4 January 2018
By Elaine Murphy
Insurance industry needs to deal with claims efficiently and fairly
People who may have suffered damage to vehicles, property or building contents during Storm Eleanor should take the time to check their insurance policies and ensure their rights as consumers are fully vindicated, according to Fianna Fáil Spokesperson on Finance Michael McGrath TD.
Deputy McGrath commented, “The flooding associated with Storm Eleanor has caused significant damage to both homes and businesses in affected parts of the country. It is important that customers are fully aware of their rights under their household or commercial insurance policy.
“The only sure way of assessing whether the damage is covered by the insurance policy is to check both the Policy Schedule and the Policy Booklet. People affected by the Storm should make contact with their insurance company or broker immediately. It is important that customers record any damage inflicted on their property as a result of Storm Eleanor.
“Receipts for any temporary repairs should be kept and the cost of temporary alternative accommodation is normally covered by the insurer if the home is uninhabitable.
“If customers are still unsure as to what they are entitled to they may wish to obtain representation by way of a Regulated Loss Assessor. If a customer is engaging with a Loss Assessor they should make sure that they are regulated by the Central Bank, that they have the capacity to deal with a large number of claims and that they have the necessary expertise to provide this essential service.
“I would also encourage insurance companies to dedicate sufficient resources to relevant parts of the country so that customers can have their claims dealt with in a timely manner. It is also important that this storm is not used as an excuse by insurance companies to increase premiums for businesses and households.

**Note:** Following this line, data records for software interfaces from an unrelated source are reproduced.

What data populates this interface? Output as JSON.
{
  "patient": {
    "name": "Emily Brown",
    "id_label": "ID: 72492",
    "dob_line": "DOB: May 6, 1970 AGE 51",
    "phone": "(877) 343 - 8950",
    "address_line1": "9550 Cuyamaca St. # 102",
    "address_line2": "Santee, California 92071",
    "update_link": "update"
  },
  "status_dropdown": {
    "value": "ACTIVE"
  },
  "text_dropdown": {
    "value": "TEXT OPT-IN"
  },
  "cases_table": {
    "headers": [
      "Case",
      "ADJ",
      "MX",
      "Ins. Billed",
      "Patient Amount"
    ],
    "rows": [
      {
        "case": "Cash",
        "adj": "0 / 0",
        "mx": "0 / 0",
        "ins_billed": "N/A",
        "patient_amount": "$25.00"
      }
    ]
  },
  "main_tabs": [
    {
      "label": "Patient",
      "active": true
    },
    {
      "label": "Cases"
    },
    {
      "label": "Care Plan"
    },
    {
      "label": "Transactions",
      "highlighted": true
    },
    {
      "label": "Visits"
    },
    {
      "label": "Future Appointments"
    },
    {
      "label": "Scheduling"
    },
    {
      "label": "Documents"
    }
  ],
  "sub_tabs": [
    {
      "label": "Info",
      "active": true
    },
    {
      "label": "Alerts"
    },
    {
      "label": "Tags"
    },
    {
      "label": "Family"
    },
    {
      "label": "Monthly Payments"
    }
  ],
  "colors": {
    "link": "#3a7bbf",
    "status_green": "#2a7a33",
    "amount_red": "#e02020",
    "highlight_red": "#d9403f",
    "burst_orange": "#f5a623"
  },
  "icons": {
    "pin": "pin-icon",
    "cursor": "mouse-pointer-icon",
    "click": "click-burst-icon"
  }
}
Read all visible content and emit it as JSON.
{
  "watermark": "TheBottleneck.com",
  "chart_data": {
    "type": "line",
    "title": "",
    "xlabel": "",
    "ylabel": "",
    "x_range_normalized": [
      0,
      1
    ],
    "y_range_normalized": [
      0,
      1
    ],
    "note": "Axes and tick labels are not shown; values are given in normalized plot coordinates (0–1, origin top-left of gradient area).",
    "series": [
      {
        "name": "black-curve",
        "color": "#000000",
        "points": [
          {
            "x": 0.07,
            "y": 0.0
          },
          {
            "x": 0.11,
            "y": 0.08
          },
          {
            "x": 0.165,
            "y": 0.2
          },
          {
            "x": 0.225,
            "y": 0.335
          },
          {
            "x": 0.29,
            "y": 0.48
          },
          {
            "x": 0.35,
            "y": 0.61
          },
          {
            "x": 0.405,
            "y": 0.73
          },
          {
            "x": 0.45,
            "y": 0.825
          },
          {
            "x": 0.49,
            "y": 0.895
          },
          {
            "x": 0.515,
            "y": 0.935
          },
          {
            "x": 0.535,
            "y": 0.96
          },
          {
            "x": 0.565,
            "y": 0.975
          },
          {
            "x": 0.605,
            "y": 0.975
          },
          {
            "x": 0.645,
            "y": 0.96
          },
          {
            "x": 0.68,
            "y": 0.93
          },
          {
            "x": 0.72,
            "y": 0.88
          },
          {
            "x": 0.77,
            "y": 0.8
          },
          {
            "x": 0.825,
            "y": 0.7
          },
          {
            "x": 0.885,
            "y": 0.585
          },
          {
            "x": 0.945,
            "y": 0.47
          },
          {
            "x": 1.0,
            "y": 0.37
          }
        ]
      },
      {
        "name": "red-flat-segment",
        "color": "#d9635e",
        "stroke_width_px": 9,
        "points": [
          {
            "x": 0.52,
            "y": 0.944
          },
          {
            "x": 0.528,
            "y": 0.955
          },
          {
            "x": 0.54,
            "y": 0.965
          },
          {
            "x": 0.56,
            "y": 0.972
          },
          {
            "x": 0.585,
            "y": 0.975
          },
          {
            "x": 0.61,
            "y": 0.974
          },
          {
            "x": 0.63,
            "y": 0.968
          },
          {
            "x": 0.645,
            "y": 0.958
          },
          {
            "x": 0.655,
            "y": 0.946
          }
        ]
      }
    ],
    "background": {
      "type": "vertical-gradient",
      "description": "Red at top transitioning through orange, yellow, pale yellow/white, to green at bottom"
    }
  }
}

“It is incumbent upon those within the insurance sector to make sure that compensation claims are dealt with in a fair and timely manner so that further stress is not added to an already difficult situation for those affected”, concluded McGrath.